What the task requires: Every line below should be set down exactly as it appears.

Data records for software interfaces:
■ ■ ■ ■ ■ ■ ■
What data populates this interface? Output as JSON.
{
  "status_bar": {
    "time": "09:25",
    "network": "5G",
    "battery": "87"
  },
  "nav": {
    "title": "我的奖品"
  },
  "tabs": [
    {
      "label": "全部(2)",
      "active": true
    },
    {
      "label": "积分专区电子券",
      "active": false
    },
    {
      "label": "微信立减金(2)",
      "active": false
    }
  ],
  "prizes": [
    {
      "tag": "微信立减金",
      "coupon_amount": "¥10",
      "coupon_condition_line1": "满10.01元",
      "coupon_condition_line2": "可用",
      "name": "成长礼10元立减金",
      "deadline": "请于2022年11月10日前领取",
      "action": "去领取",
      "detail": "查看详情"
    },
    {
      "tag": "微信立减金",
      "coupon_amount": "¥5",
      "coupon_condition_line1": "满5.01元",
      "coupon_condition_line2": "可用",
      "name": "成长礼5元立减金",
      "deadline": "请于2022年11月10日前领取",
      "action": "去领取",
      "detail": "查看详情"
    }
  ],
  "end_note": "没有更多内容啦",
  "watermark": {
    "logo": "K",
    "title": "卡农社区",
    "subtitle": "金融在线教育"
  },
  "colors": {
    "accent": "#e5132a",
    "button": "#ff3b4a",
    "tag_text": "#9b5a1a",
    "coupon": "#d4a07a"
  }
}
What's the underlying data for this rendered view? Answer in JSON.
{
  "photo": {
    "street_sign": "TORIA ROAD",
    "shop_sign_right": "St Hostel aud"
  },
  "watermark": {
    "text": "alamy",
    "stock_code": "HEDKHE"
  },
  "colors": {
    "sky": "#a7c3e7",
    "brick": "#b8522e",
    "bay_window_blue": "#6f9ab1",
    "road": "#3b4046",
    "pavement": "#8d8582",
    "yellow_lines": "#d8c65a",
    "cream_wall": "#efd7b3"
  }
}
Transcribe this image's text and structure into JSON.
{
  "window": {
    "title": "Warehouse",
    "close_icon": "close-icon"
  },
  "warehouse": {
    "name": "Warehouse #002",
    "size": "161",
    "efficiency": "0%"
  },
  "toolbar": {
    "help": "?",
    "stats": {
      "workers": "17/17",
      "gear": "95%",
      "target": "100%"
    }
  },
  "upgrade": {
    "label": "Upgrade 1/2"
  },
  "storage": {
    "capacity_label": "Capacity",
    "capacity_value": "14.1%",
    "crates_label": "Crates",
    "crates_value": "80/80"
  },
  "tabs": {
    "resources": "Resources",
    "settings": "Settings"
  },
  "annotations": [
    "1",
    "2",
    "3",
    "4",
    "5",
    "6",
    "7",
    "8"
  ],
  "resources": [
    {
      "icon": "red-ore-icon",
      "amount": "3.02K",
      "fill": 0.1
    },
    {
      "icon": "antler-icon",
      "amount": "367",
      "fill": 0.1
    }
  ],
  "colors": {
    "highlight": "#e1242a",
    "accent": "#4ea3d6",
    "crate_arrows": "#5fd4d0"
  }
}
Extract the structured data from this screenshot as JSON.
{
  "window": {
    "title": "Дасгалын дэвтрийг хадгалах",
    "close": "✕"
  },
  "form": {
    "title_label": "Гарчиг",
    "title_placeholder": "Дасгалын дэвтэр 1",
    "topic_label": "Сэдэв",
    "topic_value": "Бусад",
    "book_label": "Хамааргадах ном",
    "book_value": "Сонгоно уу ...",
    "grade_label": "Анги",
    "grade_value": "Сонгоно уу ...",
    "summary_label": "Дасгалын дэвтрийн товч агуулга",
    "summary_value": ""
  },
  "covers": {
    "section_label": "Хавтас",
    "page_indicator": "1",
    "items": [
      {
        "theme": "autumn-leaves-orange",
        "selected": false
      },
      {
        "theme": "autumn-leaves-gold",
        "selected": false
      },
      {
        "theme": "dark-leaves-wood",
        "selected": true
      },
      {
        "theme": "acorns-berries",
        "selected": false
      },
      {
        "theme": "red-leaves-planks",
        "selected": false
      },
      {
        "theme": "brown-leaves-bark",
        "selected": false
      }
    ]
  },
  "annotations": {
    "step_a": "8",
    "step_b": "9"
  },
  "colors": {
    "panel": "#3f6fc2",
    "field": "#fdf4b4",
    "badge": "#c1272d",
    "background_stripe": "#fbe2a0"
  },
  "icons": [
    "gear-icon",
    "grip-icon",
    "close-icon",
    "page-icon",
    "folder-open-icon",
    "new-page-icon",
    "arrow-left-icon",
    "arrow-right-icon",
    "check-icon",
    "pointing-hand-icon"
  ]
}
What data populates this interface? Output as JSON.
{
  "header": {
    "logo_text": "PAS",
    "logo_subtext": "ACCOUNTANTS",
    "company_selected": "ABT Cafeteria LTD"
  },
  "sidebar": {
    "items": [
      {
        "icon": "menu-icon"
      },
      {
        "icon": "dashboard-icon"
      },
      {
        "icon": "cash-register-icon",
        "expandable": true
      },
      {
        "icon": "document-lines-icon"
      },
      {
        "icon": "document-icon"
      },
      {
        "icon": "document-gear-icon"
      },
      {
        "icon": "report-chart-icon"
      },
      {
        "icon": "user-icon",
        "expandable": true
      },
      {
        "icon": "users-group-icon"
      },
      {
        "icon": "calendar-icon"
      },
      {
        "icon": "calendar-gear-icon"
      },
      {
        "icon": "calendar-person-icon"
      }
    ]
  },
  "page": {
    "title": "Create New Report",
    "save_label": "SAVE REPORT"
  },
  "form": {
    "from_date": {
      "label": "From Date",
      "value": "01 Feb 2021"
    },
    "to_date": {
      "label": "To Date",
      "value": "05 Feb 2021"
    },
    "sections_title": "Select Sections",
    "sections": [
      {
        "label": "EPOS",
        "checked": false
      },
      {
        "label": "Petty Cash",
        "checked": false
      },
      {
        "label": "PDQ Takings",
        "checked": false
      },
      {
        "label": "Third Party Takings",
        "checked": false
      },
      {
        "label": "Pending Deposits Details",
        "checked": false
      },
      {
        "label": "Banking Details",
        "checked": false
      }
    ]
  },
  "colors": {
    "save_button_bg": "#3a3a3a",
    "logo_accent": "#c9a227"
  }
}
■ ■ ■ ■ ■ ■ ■
Problem solution:
What data populates this interface? Output as JSON.
{
  "status_bar": {
    "time": "09:25",
    "network": "5G",
    "battery": "87"
  },
  "nav": {
    "title": "我的奖品"
  },
  "tabs": [
    {
      "label": "全部(2)",
      "active": true
    },
    {
      "label": "积分专区电子券",
      "active": false
    },
    {
      "label": "微信立减金(2)",
      "active": false
    }
  ],
  "prizes": [
    {
      "tag": "微信立减金",
      "coupon_amount": "¥10",
      "coupon_condition_line1": "满10.01元",
      "coupon_condition_line2": "可用",
      "name": "成长礼10元立减金",
      "deadline": "请于2022年11月10日前领取",
      "action": "去领取",
      "detail": "查看详情"
    },
    {
      "tag": "微信立减金",
      "coupon_amount": "¥5",
      "coupon_condition_line1": "满5.01元",
      "coupon_condition_line2": "可用",
      "name": "成长礼5元立减金",
      "deadline": "请于2022年11月10日前领取",
      "action": "去领取",
      "detail": "查看详情"
    }
  ],
  "end_note": "没有更多内容啦",
  "watermark": {
    "logo": "K",
    "title": "卡农社区",
    "subtitle": "金融在线教育"
  },
  "colors": {
    "accent": "#e5132a",
    "button": "#ff3b4a",
    "tag_text": "#9b5a1a",
    "coupon": "#d4a07a"
  }
}
What's the underlying data for this rendered view? Answer in JSON.
{
  "photo": {
    "street_sign": "TORIA ROAD",
    "shop_sign_right": "St Hostel aud"
  },
  "watermark": {
    "text": "alamy",
    "stock_code": "HEDKHE"
  },
  "colors": {
    "sky": "#a7c3e7",
    "brick": "#b8522e",
    "bay_window_blue": "#6f9ab1",
    "road": "#3b4046",
    "pavement": "#8d8582",
    "yellow_lines": "#d8c65a",
    "cream_wall": "#efd7b3"
  }
}
Transcribe this image's text and structure into JSON.
{
  "window": {
    "title": "Warehouse",
    "close_icon": "close-icon"
  },
  "warehouse": {
    "name": "Warehouse #002",
    "size": "161",
    "efficiency": "0%"
  },
  "toolbar": {
    "help": "?",
    "stats": {
      "workers": "17/17",
      "gear": "95%",
      "target": "100%"
    }
  },
  "upgrade": {
    "label": "Upgrade 1/2"
  },
  "storage": {
    "capacity_label": "Capacity",
    "capacity_value": "14.1%",
    "crates_label": "Crates",
    "crates_value": "80/80"
  },
  "tabs": {
    "resources": "Resources",
    "settings": "Settings"
  },
  "annotations": [
    "1",
    "2",
    "3",
    "4",
    "5",
    "6",
    "7",
    "8"
  ],
  "resources": [
    {
      "icon": "red-ore-icon",
      "amount": "3.02K",
      "fill": 0.1
    },
    {
      "icon": "antler-icon",
      "amount": "367",
      "fill": 0.1
    }
  ],
  "colors": {
    "highlight": "#e1242a",
    "accent": "#4ea3d6",
    "crate_arrows": "#5fd4d0"
  }
}
Extract the structured data from this screenshot as JSON.
{
  "window": {
    "title": "Дасгалын дэвтрийг хадгалах",
    "close": "✕"
  },
  "form": {
    "title_label": "Гарчиг",
    "title_placeholder": "Дасгалын дэвтэр 1",
    "topic_label": "Сэдэв",
    "topic_value": "Бусад",
    "book_label": "Хамааргадах ном",
    "book_value": "Сонгоно уу ...",
    "grade_label": "Анги",
    "grade_value": "Сонгоно уу ...",
    "summary_label": "Дасгалын дэвтрийн товч агуулга",
    "summary_value": ""
  },
  "covers": {
    "section_label": "Хавтас",
    "page_indicator": "1",
    "items": [
      {
        "theme": "autumn-leaves-orange",
        "selected": false
      },
      {
        "theme": "autumn-leaves-gold",
        "selected": false
      },
      {
        "theme": "dark-leaves-wood",
        "selected": true
      },
      {
        "theme": "acorns-berries",
        "selected": false
      },
      {
        "theme": "red-leaves-planks",
        "selected": false
      },
      {
        "theme": "brown-leaves-bark",
        "selected": false
      }
    ]
  },
  "annotations": {
    "step_a": "8",
    "step_b": "9"
  },
  "colors": {
    "panel": "#3f6fc2",
    "field": "#fdf4b4",
    "badge": "#c1272d",
    "background_stripe": "#fbe2a0"
  },
  "icons": [
    "gear-icon",
    "grip-icon",
    "close-icon",
    "page-icon",
    "folder-open-icon",
    "new-page-icon",
    "arrow-left-icon",
    "arrow-right-icon",
    "check-icon",
    "pointing-hand-icon"
  ]
}
What data populates this interface? Output as JSON.
{
  "header": {
    "logo_text": "PAS",
    "logo_subtext": "ACCOUNTANTS",
    "company_selected": "ABT Cafeteria LTD"
  },
  "sidebar": {
    "items": [
      {
        "icon": "menu-icon"
      },
      {
        "icon": "dashboard-icon"
      },
      {
        "icon": "cash-register-icon",
        "expandable": true
      },
      {
        "icon": "document-lines-icon"
      },
      {
        "icon": "document-icon"
      },
      {
        "icon": "document-gear-icon"
      },
      {
        "icon": "report-chart-icon"
      },
      {
        "icon": "user-icon",
        "expandable": true
      },
      {
        "icon": "users-group-icon"
      },
      {
        "icon": "calendar-icon"
      },
      {
        "icon": "calendar-gear-icon"
      },
      {
        "icon": "calendar-person-icon"
      }
    ]
  },
  "page": {
    "title": "Create New Report",
    "save_label": "SAVE REPORT"
  },
  "form": {
    "from_date": {
      "label": "From Date",
      "value": "01 Feb 2021"
    },
    "to_date": {
      "label": "To Date",
      "value": "05 Feb 2021"
    },
    "sections_title": "Select Sections",
    "sections": [
      {
        "label": "EPOS",
        "checked": false
      },
      {
        "label": "Petty Cash",
        "checked": false
      },
      {
        "label": "PDQ Takings",
        "checked": false
      },
      {
        "label": "Third Party Takings",
        "checked": false
      },
      {
        "label": "Pending Deposits Details",
        "checked": false
      },
      {
        "label": "Banking Details",
        "checked": false
      }
    ]
  },
  "colors": {
    "save_button_bg": "#3a3a3a",
    "logo_accent": "#c9a227"
  }
}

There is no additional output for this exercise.